Through her garden project, as well as internships with Virginia congressmen and service to agricultural-focused organizations, McKay sees public service as an opportunity for her to solve problems “through policies that promote civic agriculture and community involvement, sustainable local farms, and education for healthy lifestyles.”
“Sarah is a leader,” said Richard T. Crowder, former U.S. chief agricultural trade negotiator and professor of agricultural and applied economics. “Her founding and organizing of the Snack Pack Drive in Orange, Va., and which she continued in Blacksburg, Va., demonstrate not only her leadership but also her initiative and concern for others.”
McKay will begin an accelerated master’s degree in applied economic management next year as she finishes her undergraduate degrees. After wrapping up her master’s degree in her fifth year, she hopes to spend a few years working in agribusiness before pursuing a career in agricultural policy.
While on the Presidential Global Scholars educational abroad experience, Williams did a group research project on sex trafficking in Europe. The paper piqued his passion for fighting human trafficking and slavery.
Working with two other University Honors students, the team won first and second place in a Challenge Slavery contest organized by the U.S. Agency for International Development USAID and partnering agencies. They launched the first place idea, AboliShop – a Web browser extension that allows online consumers to check their cart to identify products that likely used forced or exploitative labor in their manufacturing or distribution.
Through the content, Williams was able to visit the White House to talk about anti-trafficking technologies and the experience prompted him to apply for the Truman Scholarship. “Meeting the government officials that were working against human trafficking around the world and seeing the seemingly endless compassion they maintained for this issue while still working in the public sector was such a blessing,” Williams said. “A select few also specifically demonstrated how their faiths interfaced with this work, and I was encouraged to see other Christians working specifically against the oppression I feel it's so vital for the church to respond to. I was inspired by these men and women to follow suit.”

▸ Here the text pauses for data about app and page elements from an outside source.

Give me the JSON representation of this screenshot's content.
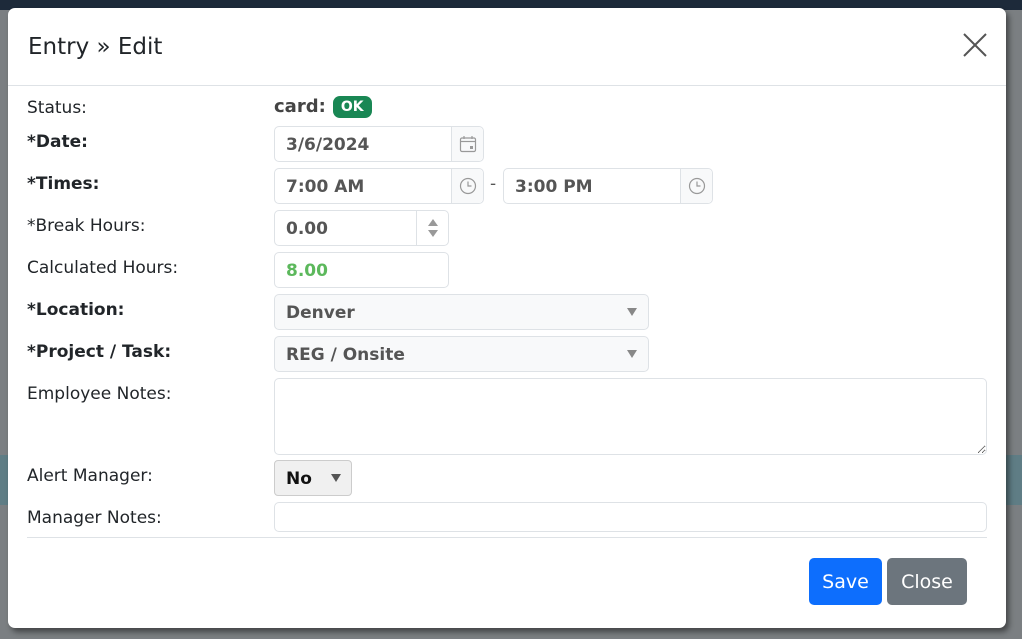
{
  "modal": {
    "title": "Entry » Edit",
    "close_icon": "close-icon"
  },
  "form": {
    "status": {
      "label": "Status:",
      "text": "card",
      "separator": ":",
      "badge": "OK",
      "badge_color": "#198754"
    },
    "date": {
      "label": "*Date:",
      "value": "3/6/2024",
      "icon": "calendar-icon"
    },
    "times": {
      "label": "*Times:",
      "start": "7:00 AM",
      "end": "3:00 PM",
      "separator": "-",
      "icon": "clock-icon"
    },
    "break_hours": {
      "label": "*Break Hours:",
      "value": "0.00"
    },
    "calculated_hours": {
      "label": "Calculated Hours:",
      "value": "8.00",
      "color": "#5cb85c"
    },
    "location": {
      "label": "*Location:",
      "value": "Denver"
    },
    "project_task": {
      "label": "*Project / Task:",
      "value": "REG / Onsite"
    },
    "employee_notes": {
      "label": "Employee Notes:",
      "value": ""
    },
    "alert_manager": {
      "label": "Alert Manager:",
      "value": "No"
    },
    "manager_notes": {
      "label": "Manager Notes:",
      "value": ""
    }
  },
  "footer": {
    "save_label": "Save",
    "close_label": "Close",
    "save_color": "#0d6efd",
    "close_color": "#6c757d"
  }
}
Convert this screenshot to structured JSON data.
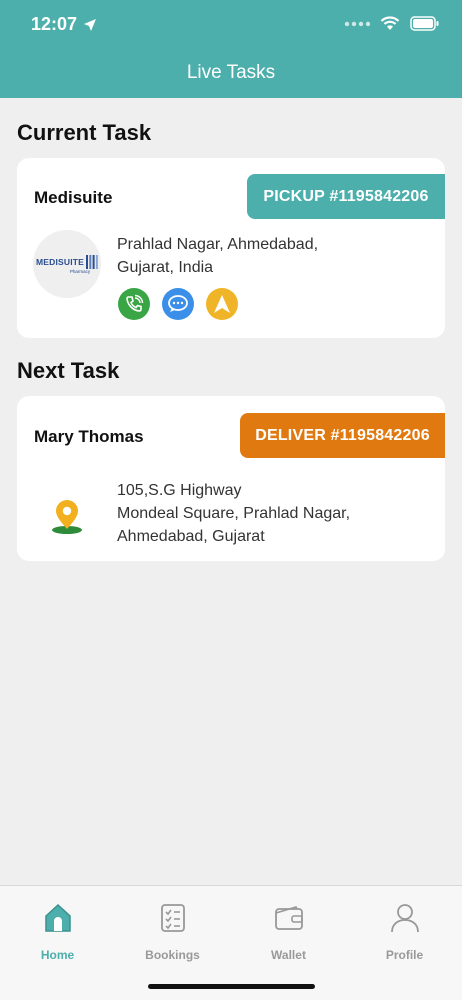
{
  "status_bar": {
    "time": "12:07"
  },
  "header": {
    "title": "Live Tasks"
  },
  "current_task": {
    "section_title": "Current Task",
    "name": "Medisuite",
    "tag": "PICKUP #1195842206",
    "address_line1": "Prahlad Nagar, Ahmedabad,",
    "address_line2": "Gujarat, India",
    "logo_text": "MEDISUITE",
    "logo_subtext": "Pharmacy",
    "tag_color": "#4cafac"
  },
  "next_task": {
    "section_title": "Next Task",
    "name": "Mary Thomas",
    "tag": "DELIVER #1195842206",
    "address_line1": "105,S.G Highway",
    "address_line2": "Mondeal Square, Prahlad Nagar,",
    "address_line3": "Ahmedabad, Gujarat",
    "tag_color": "#e07a10"
  },
  "tabs": [
    {
      "label": "Home",
      "icon": "home-icon",
      "active": true
    },
    {
      "label": "Bookings",
      "icon": "bookings-icon",
      "active": false
    },
    {
      "label": "Wallet",
      "icon": "wallet-icon",
      "active": false
    },
    {
      "label": "Profile",
      "icon": "profile-icon",
      "active": false
    }
  ],
  "colors": {
    "accent": "#4cafac",
    "deliver": "#e07a10",
    "call": "#3aa544",
    "chat": "#3b8fe8",
    "navigate": "#f0b429"
  }
}
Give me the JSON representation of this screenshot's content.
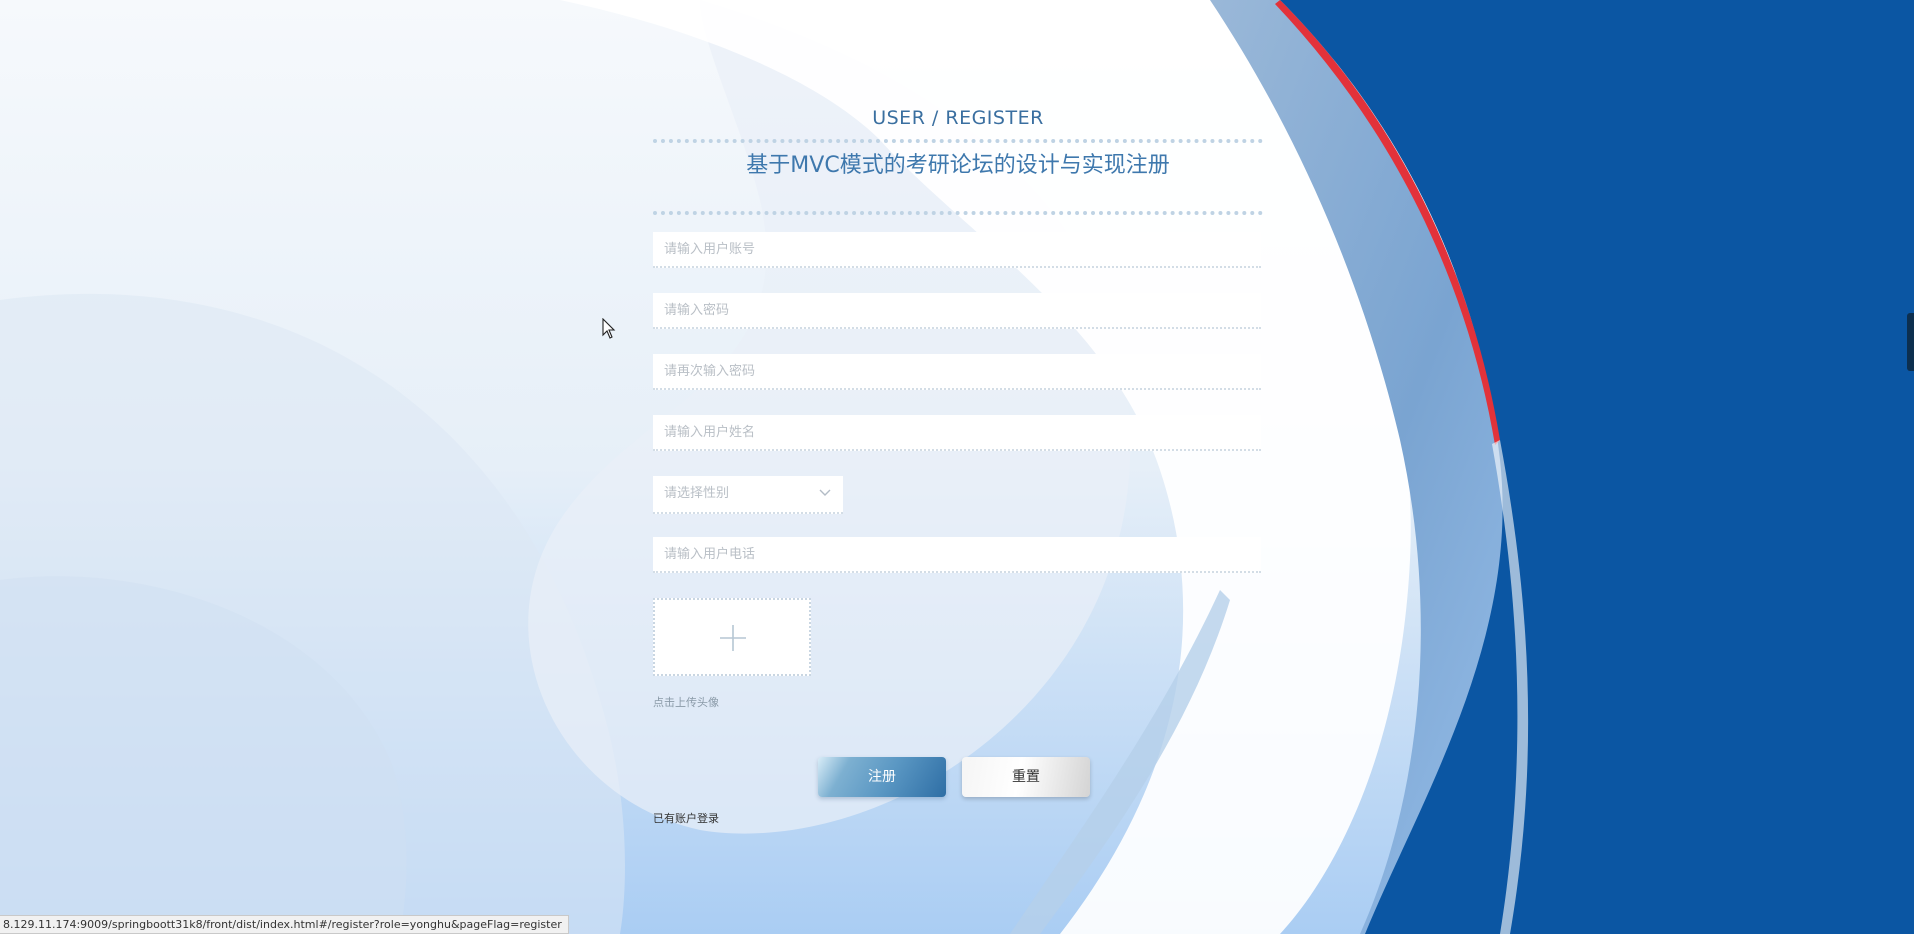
{
  "header": {
    "sub_title": "USER / REGISTER",
    "main_title": "基于MVC模式的考研论坛的设计与实现注册"
  },
  "form": {
    "account_placeholder": "请输入用户账号",
    "password_placeholder": "请输入密码",
    "password_confirm_placeholder": "请再次输入密码",
    "name_placeholder": "请输入用户姓名",
    "gender_placeholder": "请选择性别",
    "phone_placeholder": "请输入用户电话",
    "avatar_hint": "点击上传头像",
    "register_label": "注册",
    "reset_label": "重置",
    "login_link": "已有账户登录"
  },
  "status_bar": {
    "url": "8.129.11.174:9009/springboott31k8/front/dist/index.html#/register?role=yonghu&pageFlag=register"
  },
  "colors": {
    "accent": "#3e78ad",
    "right_panel": "#0b56a3",
    "red_stripe": "#e2323a"
  },
  "icons": {
    "upload": "plus-icon",
    "select": "chevron-down-icon",
    "cursor": "mouse-pointer-icon"
  }
}
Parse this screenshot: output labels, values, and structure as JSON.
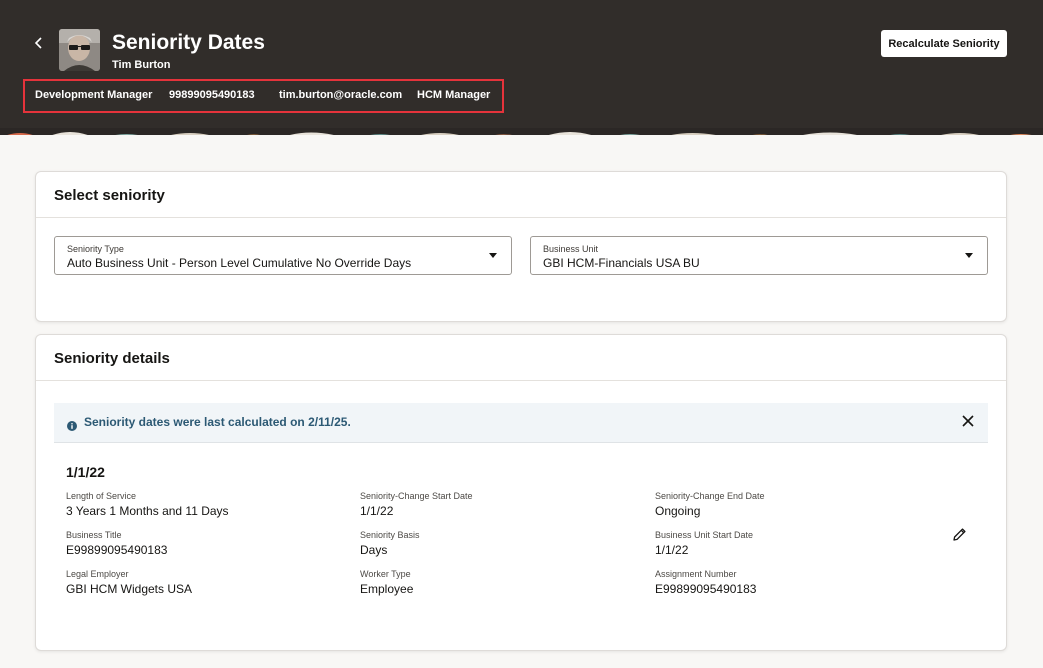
{
  "header": {
    "title": "Seniority Dates",
    "person_name": "Tim Burton",
    "recalculate_label": "Recalculate Seniority",
    "meta": {
      "business_title": "Development Manager",
      "person_number": "99899095490183",
      "email": "tim.burton@oracle.com",
      "role": "HCM Manager"
    }
  },
  "select_card": {
    "title": "Select seniority",
    "seniority_type": {
      "label": "Seniority Type",
      "value": "Auto Business Unit - Person Level Cumulative No Override Days"
    },
    "business_unit": {
      "label": "Business Unit",
      "value": "GBI HCM-Financials USA BU"
    }
  },
  "details_card": {
    "title": "Seniority details",
    "info_message": "Seniority dates were last calculated on 2/11/25.",
    "date": "1/1/22",
    "fields": [
      {
        "label": "Length of Service",
        "value": "3 Years 1 Months and 11 Days"
      },
      {
        "label": "Seniority-Change Start Date",
        "value": "1/1/22"
      },
      {
        "label": "Seniority-Change End Date",
        "value": "Ongoing"
      },
      {
        "label": "Business Title",
        "value": "E99899095490183"
      },
      {
        "label": "Seniority Basis",
        "value": "Days"
      },
      {
        "label": "Business Unit Start Date",
        "value": "1/1/22"
      },
      {
        "label": "Legal Employer",
        "value": "GBI HCM Widgets USA"
      },
      {
        "label": "Worker Type",
        "value": "Employee"
      },
      {
        "label": "Assignment Number",
        "value": "E99899095490183"
      }
    ]
  },
  "icons": {
    "back": "chevron-left-icon",
    "info": "info-icon",
    "close": "close-icon",
    "edit": "pencil-icon"
  },
  "colors": {
    "header_bg": "#312d2a",
    "highlight_border": "#e5333b",
    "info_text": "#2c5974",
    "info_bg": "#f1f5f8"
  }
}
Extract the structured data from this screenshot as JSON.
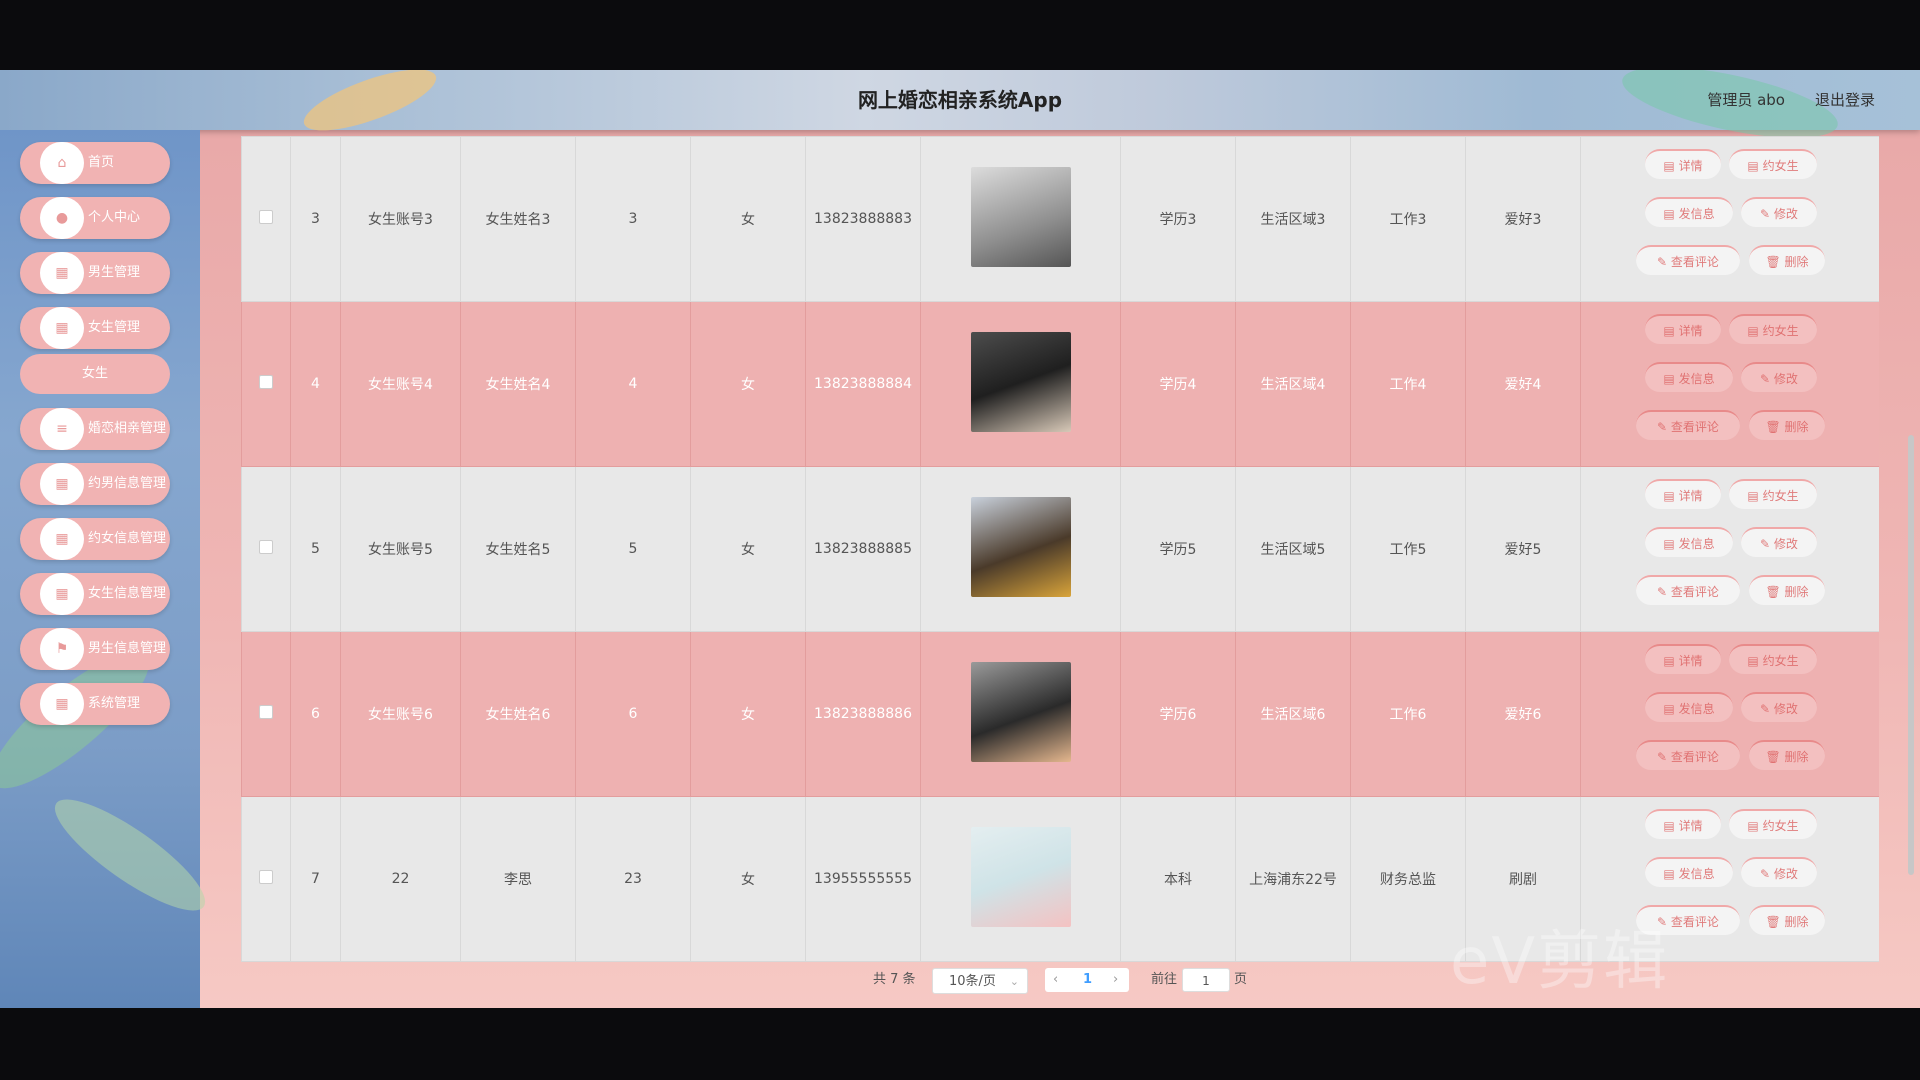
{
  "header": {
    "title": "网上婚恋相亲系统App",
    "admin": "管理员 abo",
    "logout": "退出登录"
  },
  "sidebar": {
    "items": [
      {
        "label": "首页",
        "icon": "home-icon"
      },
      {
        "label": "个人中心",
        "icon": "user-icon"
      },
      {
        "label": "男生管理",
        "icon": "grid-icon"
      },
      {
        "label": "女生管理",
        "icon": "grid-icon"
      },
      {
        "label": "婚恋相亲管理",
        "icon": "sliders-icon"
      },
      {
        "label": "约男信息管理",
        "icon": "grid-icon"
      },
      {
        "label": "约女信息管理",
        "icon": "grid-icon"
      },
      {
        "label": "女生信息管理",
        "icon": "grid-icon"
      },
      {
        "label": "男生信息管理",
        "icon": "flag-icon"
      },
      {
        "label": "系统管理",
        "icon": "grid-icon"
      }
    ],
    "submenu_item": "女生"
  },
  "table": {
    "rows": [
      {
        "idx": "3",
        "account": "女生账号3",
        "name": "女生姓名3",
        "age": "3",
        "gender": "女",
        "phone": "13823888883",
        "edu": "学历3",
        "area": "生活区域3",
        "job": "工作3",
        "hobby": "爱好3"
      },
      {
        "idx": "4",
        "account": "女生账号4",
        "name": "女生姓名4",
        "age": "4",
        "gender": "女",
        "phone": "13823888884",
        "edu": "学历4",
        "area": "生活区域4",
        "job": "工作4",
        "hobby": "爱好4"
      },
      {
        "idx": "5",
        "account": "女生账号5",
        "name": "女生姓名5",
        "age": "5",
        "gender": "女",
        "phone": "13823888885",
        "edu": "学历5",
        "area": "生活区域5",
        "job": "工作5",
        "hobby": "爱好5"
      },
      {
        "idx": "6",
        "account": "女生账号6",
        "name": "女生姓名6",
        "age": "6",
        "gender": "女",
        "phone": "13823888886",
        "edu": "学历6",
        "area": "生活区域6",
        "job": "工作6",
        "hobby": "爱好6"
      },
      {
        "idx": "7",
        "account": "22",
        "name": "李思",
        "age": "23",
        "gender": "女",
        "phone": "13955555555",
        "edu": "本科",
        "area": "上海浦东22号",
        "job": "财务总监",
        "hobby": "刷剧"
      }
    ],
    "buttons": {
      "detail": "详情",
      "date_girl": "约女生",
      "message": "发信息",
      "edit": "修改",
      "comments": "查看评论",
      "delete": "删除"
    }
  },
  "pagination": {
    "total": "共 7 条",
    "page_size": "10条/页",
    "current_page": "1",
    "goto_label": "前往",
    "goto_value": "1",
    "goto_suffix": "页",
    "prev": "‹",
    "next": "›"
  },
  "watermark": "eV剪辑",
  "colors": {
    "accent_pink": "#eeb1b1",
    "sidebar_blue": "#7c9dc7",
    "button_text": "#e07b7b",
    "page_active": "#409eff"
  }
}
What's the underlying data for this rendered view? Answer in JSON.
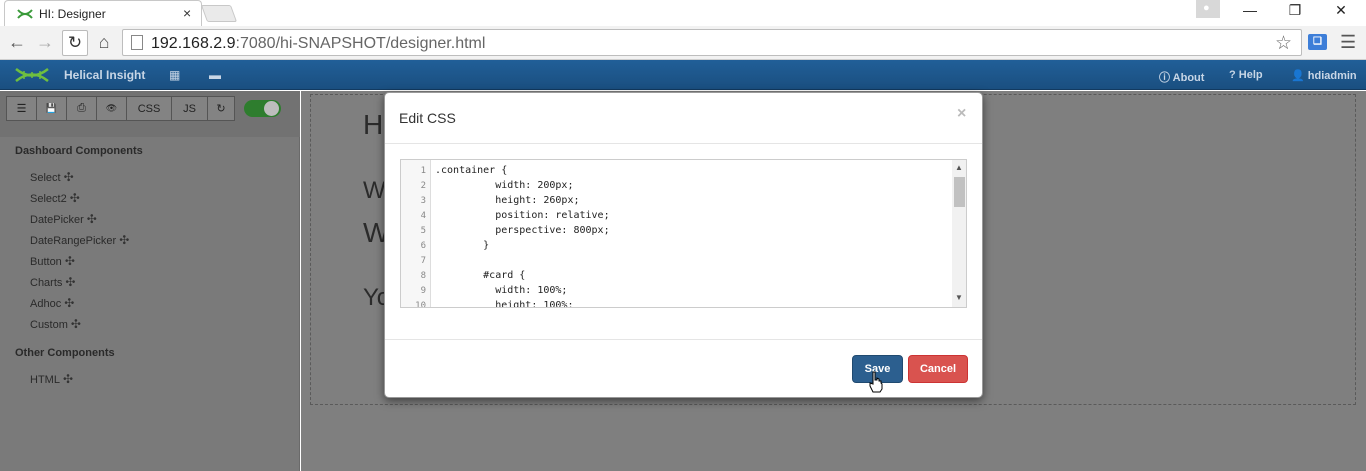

“He was not just conceptual in his concerns and passions,” said Jeff Noble, lead pastor at Northstar Church. “I’ve noticed that much of his generation think that they can ‘like’ a cause on Facebook or social media and feel like they’ve done ‘something. In contrast, Wes organized, mobilizes, and acts on issues in order to pragmatically meet needs and improve how systems work to serve people.”
After graduation, Williams plans to pursue a joint law and master’s of business administration degree. He also plans to continue development of an anti-trafficking non-profit called Tiplabs that will house ideas such as AboliShop that use innovative technologies to fight human trafficking.
For more information on the Truman Scholarship and Virginia Tech’s application process, contact Christina McIntyre.